Even with her infected foot, Klaben proposed she walk back to the plane. Hamilton gave her a sideways glance. She looked terrible, her skeletal frame disappearing under layer upon layer of sweaters and trousers. “If I can carry a moose out of the woods, I can carry you,” he said. But the trek was more difficult than he’d anticipated. With Klaben slung across his shoulders, he couldn’t keep his balance and fell forward every time his snowshoe caught a log. Following hours of stumbling, he finally loaded Klaben into his two-seater and took off for Watson Lake.
Later that night, the heavy clouds returned and the mercury dropped well below zero. Flores’ S.O.S had disappeared by the next morning. Staff at the Watson Lake medical centre said Klaben wouldn’t have survived another night in temperatures like that. It was as if the weather had cleared just for the rescue, and then closed off again.
Klaben returned to New York a few days later. She lost her toes, but regained her health. Flores flew home to California, but was reprimanded for failing to carry adequate survival equipment in his plane. About a year later, Hamilton and his family left Watson Lake for Victoria, where he lives today, 50 years later. In his basement he keeps a piece of scrap metal, emblazoned with the numbers N5886.

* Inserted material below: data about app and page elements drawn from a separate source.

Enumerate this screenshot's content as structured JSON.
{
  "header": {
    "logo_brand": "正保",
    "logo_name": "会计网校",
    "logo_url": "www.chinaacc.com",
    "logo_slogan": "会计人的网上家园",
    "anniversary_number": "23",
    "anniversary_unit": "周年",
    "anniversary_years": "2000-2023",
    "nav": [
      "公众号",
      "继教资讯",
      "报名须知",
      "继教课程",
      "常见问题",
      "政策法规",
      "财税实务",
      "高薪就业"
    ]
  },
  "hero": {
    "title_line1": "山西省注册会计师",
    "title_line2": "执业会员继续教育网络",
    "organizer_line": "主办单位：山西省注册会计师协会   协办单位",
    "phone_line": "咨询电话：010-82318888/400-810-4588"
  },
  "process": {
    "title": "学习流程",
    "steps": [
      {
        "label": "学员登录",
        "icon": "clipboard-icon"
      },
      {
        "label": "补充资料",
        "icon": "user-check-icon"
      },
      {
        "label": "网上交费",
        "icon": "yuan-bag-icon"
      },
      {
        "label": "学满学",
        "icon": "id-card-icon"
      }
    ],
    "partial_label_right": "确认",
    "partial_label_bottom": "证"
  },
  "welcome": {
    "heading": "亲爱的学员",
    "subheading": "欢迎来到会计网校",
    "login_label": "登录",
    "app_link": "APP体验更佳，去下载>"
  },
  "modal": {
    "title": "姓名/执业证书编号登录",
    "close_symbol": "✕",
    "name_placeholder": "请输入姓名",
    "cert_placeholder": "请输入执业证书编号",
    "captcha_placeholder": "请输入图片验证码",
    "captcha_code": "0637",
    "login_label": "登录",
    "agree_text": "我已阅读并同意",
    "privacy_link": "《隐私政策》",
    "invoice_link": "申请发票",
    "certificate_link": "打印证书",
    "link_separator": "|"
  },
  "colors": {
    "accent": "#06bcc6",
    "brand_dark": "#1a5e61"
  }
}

Correction: A previous version of this story suggested the crash site was in the Yukon. It was in fact in Northern British Columbia.